His 731 receptions is the 43rd most by a player, putting him behind Santana Moss, Andre Rison and Donald Driver. Johnson falls short of the 750 reception mark, which seems to be the unwritten requirement to be elected. No player whose career started after 1980 has made in into The Hall with less than 750 receptions. Johnson has a realistic chance to fall down to 44th all-time by the end of the 2017 season. Antonio Brown is sitting on 632 receptions. Over the past four seasons Brown has averaged 120 receptions a year. If he can keep that up, Johnson will drop down to 44th. By the time Johnson is officially put on the ballot, who knows how far he will fall.
Despite having a “low” number of receptions, Johnson was able to rack up the 29th most receiving yards with 11,619 and the 22nd most receiving touchdowns, 83. There are currently four active tight ends/receivers, Jason Witten (11,888), Brandon Marshall (12,061), Anquan Boldin (13,799) and Larry Fitzgerald (14,389), who have more yards than Johnson. Much like the receptions situation, Johnson could see his touchdown ranking go down a few spots in the near future. Both Boldin and Marshall are sitting on 82 touchdowns.

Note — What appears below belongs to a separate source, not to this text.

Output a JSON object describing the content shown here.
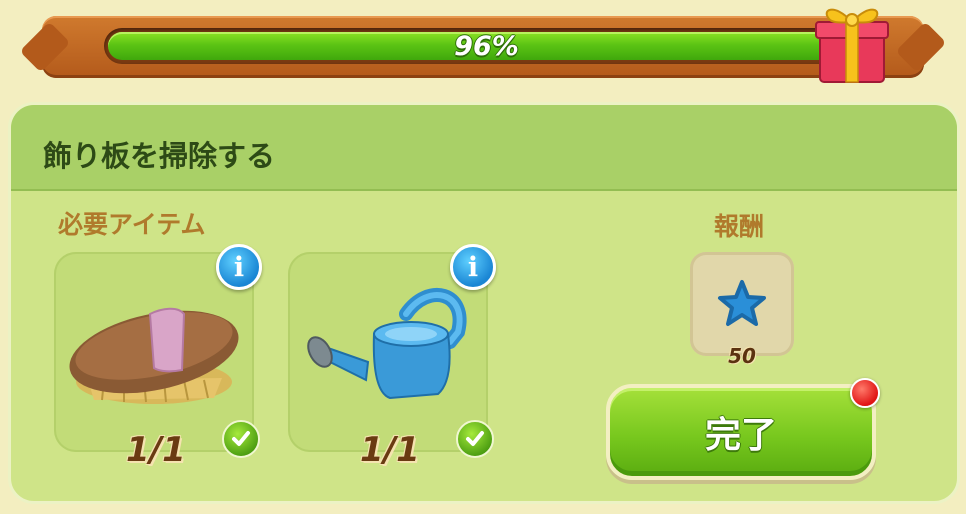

Putting up over 11,000 yards in 135 games, 86.1 yards per game, with 83 trips to the endzone is flat out ridiculous, but the fact that he only played in 135 games is going to hamper him.
Longevity plays a big part in making the Hall of Fame. If Johnson were to be inducted today, he’d be ranked 190th in games played among the 266 players in the The Hall. Of the 76 players with less games, only eight played after 1980 and just two were in the NFL after 1987. Players like Fitzgerald and Steve Smith Sr. were in the league playing at a high level before Johnson got drafted and were/are still playing at the same level since he left. Johnson was great, he was arguably the best receiver in football for three or four seasons, but it’s hard to argue he’s the best of his era when players have played at the same level for a longer period of time.
It’s going to be an uphill battle for Johnson. At this point, first-ballot Hall of Famer is almost impossible. Of the 25 modern era receivers in The Hall, only five were first-ballot. With Terrell Owens, who is top 10 in every receiver stat, getting stiffed his first two years of eligibility, Johnson shouldn’t get the first year nod.
As for being inducted at all, it’s not a surefire thing. Johnson’s career might not age well. With an influx of talent at the receiver position, players like Brown, A.J. Green, Julio Jones and Demaryius Thomas might tarnish Johnson’s legacy.
Will Johnson end up in the Hall of Fame? Most likely. He was a polarizing athlete that the media loved, but he is going to have to wait longer than people think. He’s built quite the resume; his numbers are good, but not outstanding. He’s got a good list of accolades and a few NFL records, but it might not be enough. Johnson flirts with the line between the Hall of Fame and the Hall of very good. Ultimately, I think he will end up sporting the gold jacket, but it’s far from a guarantee.